TO DO:
Which lines in the records below contain the word "options"? Copy each one.

LISTED ENTRIES:
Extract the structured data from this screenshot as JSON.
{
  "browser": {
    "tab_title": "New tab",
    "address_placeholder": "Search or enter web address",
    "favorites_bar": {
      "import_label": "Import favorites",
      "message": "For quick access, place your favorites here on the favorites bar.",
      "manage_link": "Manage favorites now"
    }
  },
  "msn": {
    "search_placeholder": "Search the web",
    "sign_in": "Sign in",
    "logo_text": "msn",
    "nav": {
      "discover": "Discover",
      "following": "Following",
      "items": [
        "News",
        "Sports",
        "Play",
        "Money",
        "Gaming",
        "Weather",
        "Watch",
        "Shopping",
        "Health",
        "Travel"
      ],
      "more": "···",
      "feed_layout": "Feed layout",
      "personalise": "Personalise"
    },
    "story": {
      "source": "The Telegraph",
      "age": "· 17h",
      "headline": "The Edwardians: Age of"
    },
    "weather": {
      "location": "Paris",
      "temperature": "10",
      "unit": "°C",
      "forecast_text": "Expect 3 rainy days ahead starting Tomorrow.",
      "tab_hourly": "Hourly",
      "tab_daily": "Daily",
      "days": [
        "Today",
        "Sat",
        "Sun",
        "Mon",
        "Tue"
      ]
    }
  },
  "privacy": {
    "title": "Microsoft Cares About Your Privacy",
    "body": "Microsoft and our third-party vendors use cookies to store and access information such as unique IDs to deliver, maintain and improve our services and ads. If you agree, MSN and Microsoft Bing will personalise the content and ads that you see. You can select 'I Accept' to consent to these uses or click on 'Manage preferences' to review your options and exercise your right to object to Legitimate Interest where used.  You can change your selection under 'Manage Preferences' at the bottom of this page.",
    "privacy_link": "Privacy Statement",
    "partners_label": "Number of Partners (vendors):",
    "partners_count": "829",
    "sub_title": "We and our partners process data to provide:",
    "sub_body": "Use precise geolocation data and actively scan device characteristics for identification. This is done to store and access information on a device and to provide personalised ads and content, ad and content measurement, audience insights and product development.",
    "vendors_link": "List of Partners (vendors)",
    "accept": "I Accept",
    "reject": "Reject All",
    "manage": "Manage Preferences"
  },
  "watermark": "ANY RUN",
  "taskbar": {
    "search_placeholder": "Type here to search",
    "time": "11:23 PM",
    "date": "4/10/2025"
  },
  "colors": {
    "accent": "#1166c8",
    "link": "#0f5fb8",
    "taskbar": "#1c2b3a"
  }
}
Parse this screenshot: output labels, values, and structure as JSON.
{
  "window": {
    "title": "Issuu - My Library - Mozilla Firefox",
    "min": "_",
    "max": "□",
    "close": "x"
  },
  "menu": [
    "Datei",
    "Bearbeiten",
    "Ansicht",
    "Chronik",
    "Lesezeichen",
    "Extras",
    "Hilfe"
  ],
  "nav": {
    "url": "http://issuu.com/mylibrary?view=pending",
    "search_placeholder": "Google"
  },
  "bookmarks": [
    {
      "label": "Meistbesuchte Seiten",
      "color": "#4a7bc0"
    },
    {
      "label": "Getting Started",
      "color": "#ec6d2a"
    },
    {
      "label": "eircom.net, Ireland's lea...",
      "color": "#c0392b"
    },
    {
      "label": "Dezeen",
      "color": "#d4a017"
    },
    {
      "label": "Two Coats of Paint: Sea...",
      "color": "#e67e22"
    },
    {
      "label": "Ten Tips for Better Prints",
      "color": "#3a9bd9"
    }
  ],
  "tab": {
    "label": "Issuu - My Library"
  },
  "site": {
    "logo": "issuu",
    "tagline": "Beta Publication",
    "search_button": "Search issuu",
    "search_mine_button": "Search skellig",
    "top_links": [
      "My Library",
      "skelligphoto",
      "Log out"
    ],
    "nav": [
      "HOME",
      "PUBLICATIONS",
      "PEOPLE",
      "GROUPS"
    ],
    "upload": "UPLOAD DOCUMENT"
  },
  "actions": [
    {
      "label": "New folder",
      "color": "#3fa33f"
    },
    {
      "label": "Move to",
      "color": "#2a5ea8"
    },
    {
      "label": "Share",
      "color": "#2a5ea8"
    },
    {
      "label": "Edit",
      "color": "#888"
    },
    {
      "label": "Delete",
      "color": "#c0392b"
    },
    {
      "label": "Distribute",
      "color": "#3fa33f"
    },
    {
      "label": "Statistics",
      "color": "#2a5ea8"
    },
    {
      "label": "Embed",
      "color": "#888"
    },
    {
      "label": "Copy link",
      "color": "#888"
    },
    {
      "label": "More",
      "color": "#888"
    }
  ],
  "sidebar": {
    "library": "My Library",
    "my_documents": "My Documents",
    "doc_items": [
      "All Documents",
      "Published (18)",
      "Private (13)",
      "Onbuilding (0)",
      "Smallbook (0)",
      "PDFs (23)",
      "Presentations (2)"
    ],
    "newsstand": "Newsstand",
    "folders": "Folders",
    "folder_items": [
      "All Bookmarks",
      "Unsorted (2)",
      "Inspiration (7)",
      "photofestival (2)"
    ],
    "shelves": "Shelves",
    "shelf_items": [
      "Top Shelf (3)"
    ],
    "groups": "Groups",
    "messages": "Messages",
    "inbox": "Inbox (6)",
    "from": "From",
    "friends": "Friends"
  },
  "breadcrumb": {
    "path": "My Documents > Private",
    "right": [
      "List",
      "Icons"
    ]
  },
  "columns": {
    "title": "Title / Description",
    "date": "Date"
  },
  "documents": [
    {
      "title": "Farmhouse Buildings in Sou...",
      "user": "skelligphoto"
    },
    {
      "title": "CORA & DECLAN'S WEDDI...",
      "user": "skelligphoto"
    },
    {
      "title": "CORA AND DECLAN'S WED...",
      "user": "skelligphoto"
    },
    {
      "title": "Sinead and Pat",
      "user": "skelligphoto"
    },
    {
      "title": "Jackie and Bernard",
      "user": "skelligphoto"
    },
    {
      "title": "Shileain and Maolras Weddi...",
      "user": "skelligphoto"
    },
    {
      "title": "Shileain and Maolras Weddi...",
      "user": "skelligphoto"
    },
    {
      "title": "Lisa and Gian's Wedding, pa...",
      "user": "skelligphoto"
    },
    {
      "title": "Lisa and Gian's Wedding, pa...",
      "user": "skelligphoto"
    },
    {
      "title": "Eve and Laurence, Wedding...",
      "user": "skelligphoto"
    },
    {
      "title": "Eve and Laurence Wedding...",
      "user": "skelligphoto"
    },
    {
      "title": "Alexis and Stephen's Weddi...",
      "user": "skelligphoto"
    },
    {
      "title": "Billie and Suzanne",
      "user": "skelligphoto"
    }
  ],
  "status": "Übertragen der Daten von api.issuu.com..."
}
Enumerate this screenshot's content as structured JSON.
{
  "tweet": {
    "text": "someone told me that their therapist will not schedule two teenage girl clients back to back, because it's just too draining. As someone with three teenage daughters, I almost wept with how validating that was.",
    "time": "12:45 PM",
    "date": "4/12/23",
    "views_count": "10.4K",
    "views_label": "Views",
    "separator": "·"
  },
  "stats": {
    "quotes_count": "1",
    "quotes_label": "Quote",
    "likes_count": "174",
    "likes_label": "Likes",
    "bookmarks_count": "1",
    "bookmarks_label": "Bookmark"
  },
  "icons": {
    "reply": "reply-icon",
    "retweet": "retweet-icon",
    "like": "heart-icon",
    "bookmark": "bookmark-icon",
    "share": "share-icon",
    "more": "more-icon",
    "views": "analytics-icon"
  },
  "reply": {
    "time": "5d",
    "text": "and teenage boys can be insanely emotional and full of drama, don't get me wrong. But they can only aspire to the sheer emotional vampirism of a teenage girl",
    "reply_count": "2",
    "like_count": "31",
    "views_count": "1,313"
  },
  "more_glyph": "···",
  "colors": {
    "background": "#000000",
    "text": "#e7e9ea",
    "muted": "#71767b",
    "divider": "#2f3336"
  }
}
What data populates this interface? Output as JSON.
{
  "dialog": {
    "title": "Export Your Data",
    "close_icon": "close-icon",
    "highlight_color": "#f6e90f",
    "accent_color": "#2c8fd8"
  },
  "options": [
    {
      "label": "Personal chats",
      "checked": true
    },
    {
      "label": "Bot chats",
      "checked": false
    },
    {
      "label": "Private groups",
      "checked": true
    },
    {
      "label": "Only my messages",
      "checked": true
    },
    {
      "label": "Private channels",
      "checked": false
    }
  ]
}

YOUR SOLUTION:
    "body": "Microsoft and our third-party vendors use cookies to store and access information such as unique IDs to deliver, maintain and improve our services and ads. If you agree, MSN and Microsoft Bing will personalise the content and ads that you see. You can select 'I Accept' to consent to these uses or click on 'Manage preferences' to review your options and exercise your right to object to Legitimate Interest where used.  You can change your selection under 'Manage Preferences' at the bottom of this page.",
  "options": [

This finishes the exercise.